Terms to Know
Discard- Sourdough discard is the portion of starter removed while working towards an active starter. It is very important to remove a portion. This keeps the yeast numbers in line and keeps you from growing your starter too large. If you added one cup of flour and one cup of liquid everyday without removing any, you would have a huge jar of starter. You also have to feed the starter at least the amount of flour and water that is in there. For example, if you have 1 cup of starter, you have to feed it 1 cup of flour and water or more in order for it to not be hungry still. So, if you got to day 5 of feeding it daily, you would have to feed it 5-6 cups of flour just to keep it fed. Yikes!
Feed- A feeding is giving your starter more flour and water for the yeast to break down. At first, this will happen daily until your starter is active and mature. Once this occurs, you will feed it as you use it. When feeding, add 1 cup of flour and 3/4-1 cup of filtered water to your starter.
Hooch- Hooch is a gray liquid that can form on the top of your starter when it is hungry. If there is not much, just mix it in. If there is a lot, remove it and feed as usual. This is normal!
Tips on How To Make A Sourdough Starter From Scratch
My number one sourdough tip is to just keep going. There are a lot of things that come up with a starter. Sometimes they smell funny, sometimes they get hooch, sometimes it just does not act right. Feed it, let it sit at room temperature and carry on. Just do not throw it out! Most of the time I find that when my starter is acting (or smelling) funny, it is just hungry and it works itself out once fed. You will eventually get into a routine where this is less common.
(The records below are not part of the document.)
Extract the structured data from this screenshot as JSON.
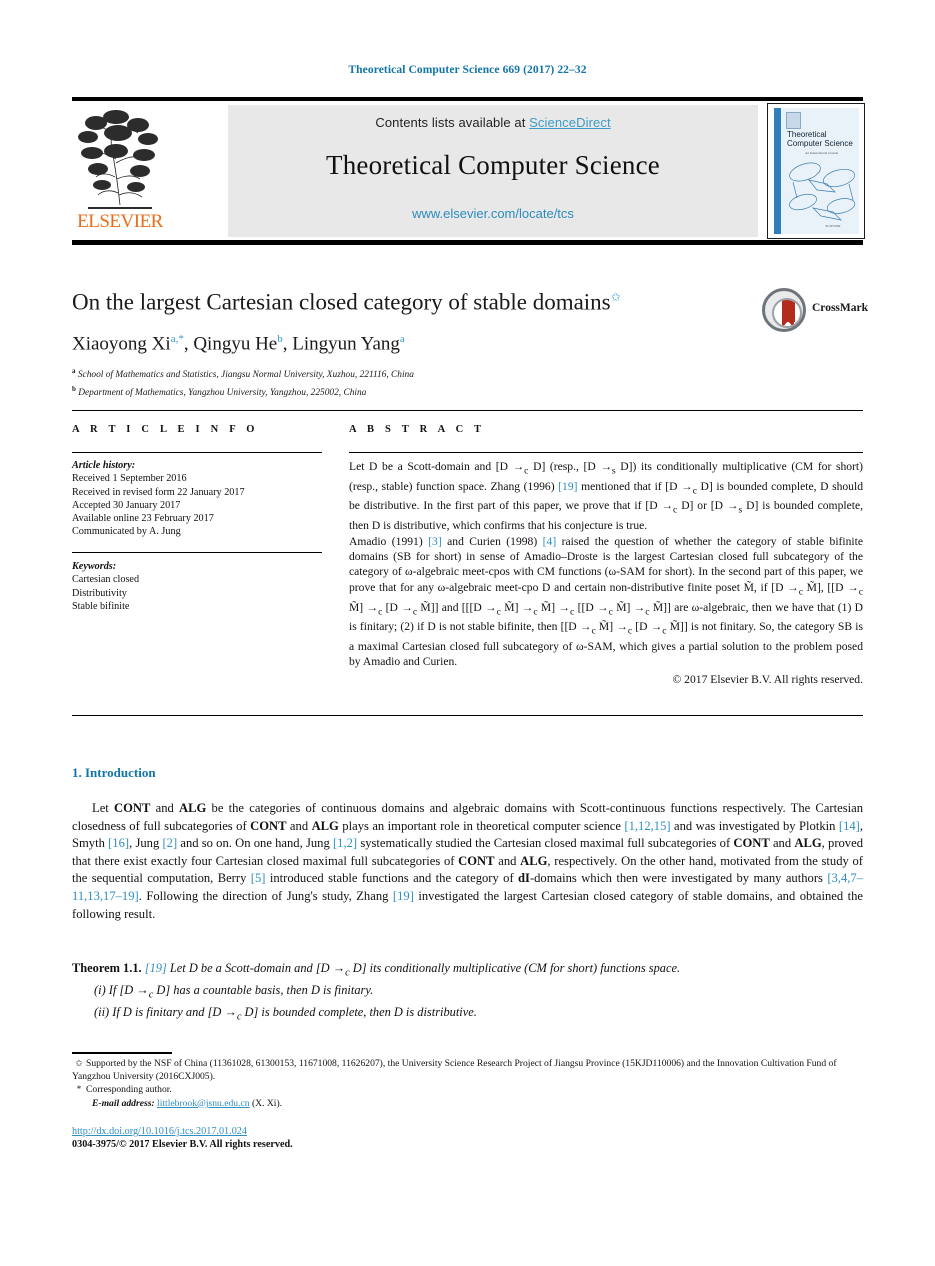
{
  "running_head": "Theoretical Computer Science 669 (2017) 22–32",
  "masthead": {
    "contents_prefix": "Contents lists available at ",
    "sciencedirect": "ScienceDirect",
    "journal_name": "Theoretical Computer Science",
    "journal_url": "www.elsevier.com/locate/tcs",
    "publisher_wordmark": "ELSEVIER",
    "cover": {
      "title_line1": "Theoretical",
      "title_line2": "Computer Science",
      "subtitle": "An International Journal",
      "footer": "ELSEVIER"
    }
  },
  "article": {
    "title": "On the largest Cartesian closed category of stable domains",
    "title_footnote_mark": "✩",
    "authors_html": "Xiaoyong Xi<sup>a,*</sup>, Qingyu He<sup>b</sup>, Lingyun Yang<sup>a</sup>",
    "affiliations": [
      {
        "mark": "a",
        "text": "School of Mathematics and Statistics, Jiangsu Normal University, Xuzhou, 221116, China"
      },
      {
        "mark": "b",
        "text": "Department of Mathematics, Yangzhou University, Yangzhou, 225002, China"
      }
    ],
    "crossmark_label": "CrossMark"
  },
  "info": {
    "header": "A R T I C L E   I N F O",
    "history_label": "Article history:",
    "history": [
      "Received 1 September 2016",
      "Received in revised form 22 January 2017",
      "Accepted 30 January 2017",
      "Available online 23 February 2017",
      "Communicated by A. Jung"
    ],
    "keywords_label": "Keywords:",
    "keywords": [
      "Cartesian closed",
      "Distributivity",
      "Stable bifinite"
    ]
  },
  "abstract": {
    "header": "A B S T R A C T",
    "paragraph1": "Let D be a Scott-domain and [D →<sub>c</sub> D] (resp., [D →<sub>s</sub> D]) its conditionally multiplicative (CM for short) (resp., stable) function space. Zhang (1996) <span class=\"ref\">[19]</span> mentioned that if [D →<sub>c</sub> D] is bounded complete, D should be distributive. In the first part of this paper, we prove that if [D →<sub>c</sub> D] or [D →<sub>s</sub> D] is bounded complete, then D is distributive, which confirms that his conjecture is true.",
    "paragraph2": "Amadio (1991) <span class=\"ref\">[3]</span> and Curien (1998) <span class=\"ref\">[4]</span> raised the question of whether the category of stable bifinite domains (SB for short) in sense of Amadio–Droste is the largest Cartesian closed full subcategory of the category of ω-algebraic meet-cpos with CM functions (ω-SAM for short). In the second part of this paper, we prove that for any ω-algebraic meet-cpo D and certain non-distributive finite poset M̃, if [D →<sub>c</sub> M̃], [[D →<sub>c</sub> M̃] →<sub>c</sub> [D →<sub>c</sub> M̃]] and [[[D →<sub>c</sub> M̃] →<sub>c</sub> M̃] →<sub>c</sub> [[D →<sub>c</sub> M̃] →<sub>c</sub> M̃]] are ω-algebraic, then we have that (1) D is finitary; (2) if D is not stable bifinite, then [[D →<sub>c</sub> M̃] →<sub>c</sub> [D →<sub>c</sub> M̃]] is not finitary. So, the category SB is a maximal Cartesian closed full subcategory of ω-SAM, which gives a partial solution to the problem posed by Amadio and Curien.",
    "copyright": "© 2017 Elsevier B.V. All rights reserved."
  },
  "body": {
    "section_number": "1.",
    "section_title": "Introduction",
    "paragraph": "Let <b>CONT</b> and <b>ALG</b> be the categories of continuous domains and algebraic domains with Scott-continuous functions respectively. The Cartesian closedness of full subcategories of <b>CONT</b> and <b>ALG</b> plays an important role in theoretical computer science <span class=\"ref\">[1,12,15]</span> and was investigated by Plotkin <span class=\"ref\">[14]</span>, Smyth <span class=\"ref\">[16]</span>, Jung <span class=\"ref\">[2]</span> and so on. On one hand, Jung <span class=\"ref\">[1,2]</span> systematically studied the Cartesian closed maximal full subcategories of <b>CONT</b> and <b>ALG</b>, proved that there exist exactly four Cartesian closed maximal full subcategories of <b>CONT</b> and <b>ALG</b>, respectively. On the other hand, motivated from the study of the sequential computation, Berry <span class=\"ref\">[5]</span> introduced stable functions and the category of <b>dI</b>-domains which then were investigated by many authors <span class=\"ref\">[3,4,7–11,13,17–19]</span>. Following the direction of Jung's study, Zhang <span class=\"ref\">[19]</span> investigated the largest Cartesian closed category of stable domains, and obtained the following result."
  },
  "theorem": {
    "label": "Theorem 1.1.",
    "ref": "[19]",
    "statement": "Let D be a Scott-domain and [D →<sub>c</sub> D] its conditionally multiplicative (CM for short) functions space.",
    "items": [
      "(i) If [D →<sub>c</sub> D] has a countable basis, then D is finitary.",
      "(ii) If D is finitary and [D →<sub>c</sub> D] is bounded complete, then D is distributive."
    ]
  },
  "footnotes": {
    "star_mark": "✩",
    "star_text": "Supported by the NSF of China (11361028, 61300153, 11671008, 11626207), the University Science Research Project of Jiangsu Province (15KJD110006) and the Innovation Cultivation Fund of Yangzhou University (2016CXJ005).",
    "corr_mark": "*",
    "corr_text": "Corresponding author.",
    "email_label": "E-mail address:",
    "email": "littlebrook@jsnu.edu.cn",
    "email_suffix": "(X. Xi)."
  },
  "footer": {
    "doi": "http://dx.doi.org/10.1016/j.tcs.2017.01.024",
    "issn_line": "0304-3975/© 2017 Elsevier B.V. All rights reserved."
  },
  "colors": {
    "link": "#2f8fc0",
    "heading_blue": "#1175a8",
    "band_gray": "#e8e8e8",
    "elsevier_orange": "#e86c1a",
    "crossmark_red": "#b32b1b"
  }
}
Next, keep it in a warm environment while starting it. Cold temperatures slow the yeast growth. This is great when you do not use your starter everyday but right now, you just want to get it growing and maturing. Our kitchen used to be closer to 67-70 degrees on any given day. Recently it has been closer to 78-80 degrees and my starter is way more active!
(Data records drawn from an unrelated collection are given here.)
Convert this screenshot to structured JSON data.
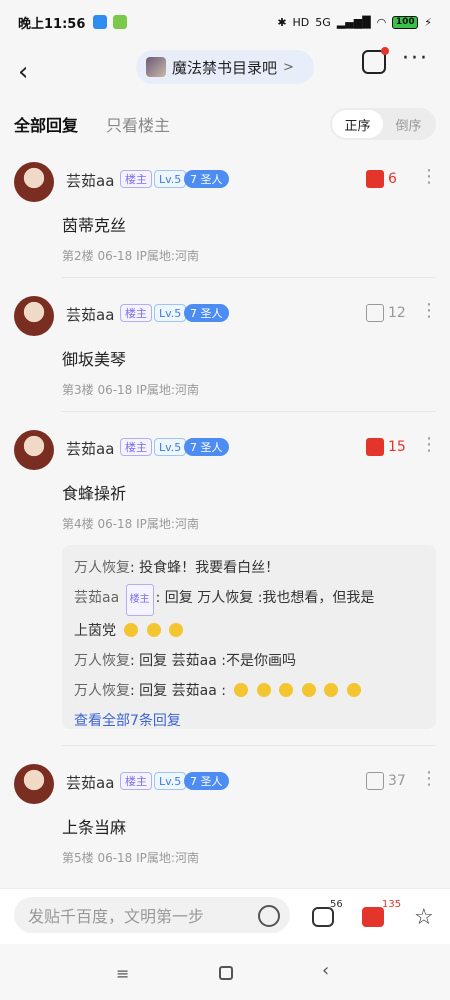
{
  "status": {
    "time": "晚上11:56",
    "hd": "HD",
    "net": "5G",
    "battery": "100"
  },
  "nav": {
    "back": "‹",
    "forum_name": "魔法禁书目录吧",
    "forum_arrow": ">",
    "more": "···"
  },
  "tabs": {
    "all": "全部回复",
    "host_only": "只看楼主"
  },
  "sort": {
    "asc": "正序",
    "desc": "倒序"
  },
  "badges": {
    "host": "楼主",
    "level": "Lv.5",
    "saint": "7 圣人"
  },
  "posts": [
    {
      "user": "芸茹aa",
      "content": "茵蒂克丝",
      "meta": "第2楼   06-18   IP属地:河南",
      "likes": "6"
    },
    {
      "user": "芸茹aa",
      "content": "御坂美琴",
      "meta": "第3楼   06-18   IP属地:河南",
      "likes": "12"
    },
    {
      "user": "芸茹aa",
      "content": "食蜂操祈",
      "meta": "第4楼   06-18   IP属地:河南",
      "likes": "15"
    },
    {
      "user": "芸茹aa",
      "content": "上条当麻",
      "meta": "第5楼   06-18   IP属地:河南",
      "likes": "37"
    }
  ],
  "replies": {
    "r1_name": "万人恢复",
    "r1_text": ": 投食蜂！我要看白丝！",
    "r2_name": "芸茹aa",
    "r2_text": ": 回复 万人恢复 :我也想看，但我是",
    "r2_cont": "上茵党",
    "r3_name": "万人恢复",
    "r3_text": ": 回复 芸茹aa :不是你画吗",
    "r4_name": "万人恢复",
    "r4_text": ": 回复 芸茹aa :",
    "view_all": "查看全部7条回复"
  },
  "bottom": {
    "placeholder": "发贴千百度，文明第一步",
    "comments": "56",
    "likes": "135"
  },
  "android": {
    "menu": "≡",
    "back": "‹"
  }
}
Lastly, bake with it before it is mature! I have found that my starter seems more active the more I bake with it. Partly due to constant feedings but also it helps the yeast in your environment. When working on this post, I practiced by using my normal bread recipe made with instant yeast and just adding in a bit of fed starter. When it was not mature yet, you could not really tell the difference in the bread. But my starter took off! This also helps with motivation in my opinion.
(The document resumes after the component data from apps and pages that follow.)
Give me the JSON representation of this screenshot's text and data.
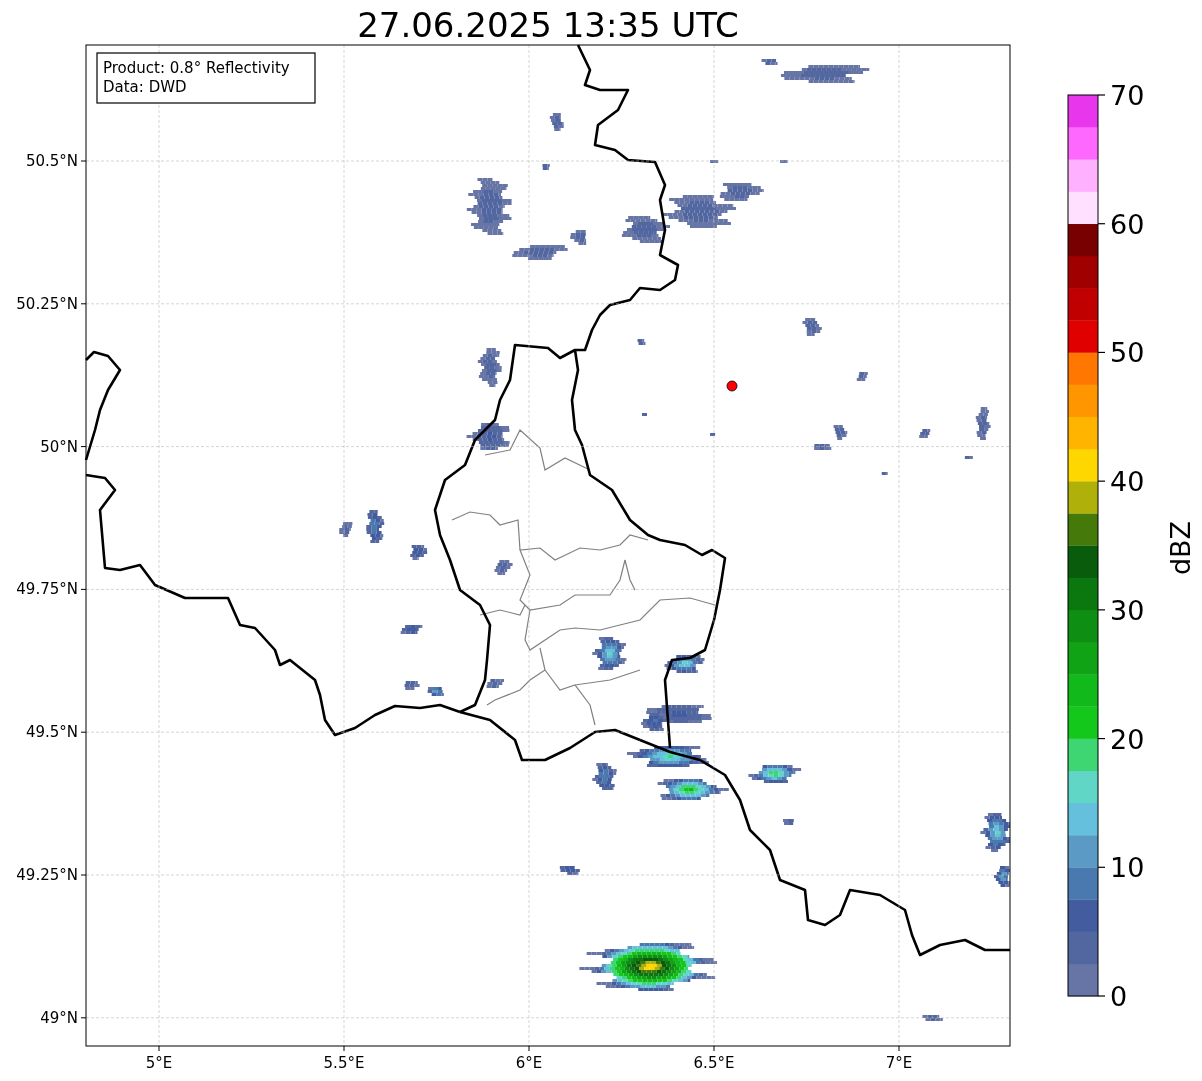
{
  "title": "27.06.2025 13:35 UTC",
  "info_box": {
    "lines": [
      "Product: 0.8° Reflectivity",
      "Data: DWD"
    ]
  },
  "x_ticks": [
    "5°E",
    "5.5°E",
    "6°E",
    "6.5°E",
    "7°E"
  ],
  "y_ticks": [
    "50.5°N",
    "50.25°N",
    "50°N",
    "49.75°N",
    "49.5°N",
    "49.25°N",
    "49°N"
  ],
  "colorbar": {
    "label": "dBZ",
    "ticks": [
      "70",
      "60",
      "50",
      "40",
      "30",
      "20",
      "10",
      "0"
    ],
    "bins": [
      {
        "color": "#6675a5"
      },
      {
        "color": "#5266a0"
      },
      {
        "color": "#425c9f"
      },
      {
        "color": "#4a79b0"
      },
      {
        "color": "#5a9ac4"
      },
      {
        "color": "#64c0dc"
      },
      {
        "color": "#60d6c6"
      },
      {
        "color": "#3dd672"
      },
      {
        "color": "#13c81a"
      },
      {
        "color": "#12b91a"
      },
      {
        "color": "#10a315"
      },
      {
        "color": "#0e8e12"
      },
      {
        "color": "#0a770f"
      },
      {
        "color": "#085c0b"
      },
      {
        "color": "#457a0b"
      },
      {
        "color": "#afb00a"
      },
      {
        "color": "#ffd700"
      },
      {
        "color": "#ffb400"
      },
      {
        "color": "#ff9600"
      },
      {
        "color": "#ff7700"
      },
      {
        "color": "#e00000"
      },
      {
        "color": "#c00000"
      },
      {
        "color": "#a00000"
      },
      {
        "color": "#780000"
      },
      {
        "color": "#ffe0ff"
      },
      {
        "color": "#ffb0ff"
      },
      {
        "color": "#ff68ff"
      },
      {
        "color": "#e836ec"
      }
    ]
  }
}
The older your starter is, the more mature it will be and will be better for rising more difficult items like bread. At first, your starter may struggle with rising bread but just keep feeding and trying!
You Have A Mature Starter. Now What?
Once your starter is mature, you may wonder how to care for it. If you plant to use your starter everyday, I would just leave it out on the counter. But, if it is left at room temperature, you have to feed it daily. If you plan to use it 1-2 times a week or less, I would suggest keeping it in the fridge to slow the growth. It is best to feed it at least once a week when in the fridge. You no longer have to remove a portion and toss it, as you are using this portion (that is now mature) to cook and bake with. You just use what you need and feed again after you use it.
When you go to use it, a lot of recipes will call for fed sourdough starter. This just means you have fed your starter and let it sit to ferment for at least 8 hours. I prefer at least 12 hours for better digestion. Some recipes you can use starter pulled straight from the fridge but it will not be as bubbly and active. I usually just experiment and see what works best for our family. I try to keep things as simple as possible which means sometimes my starter is not properly fed. But it all works out!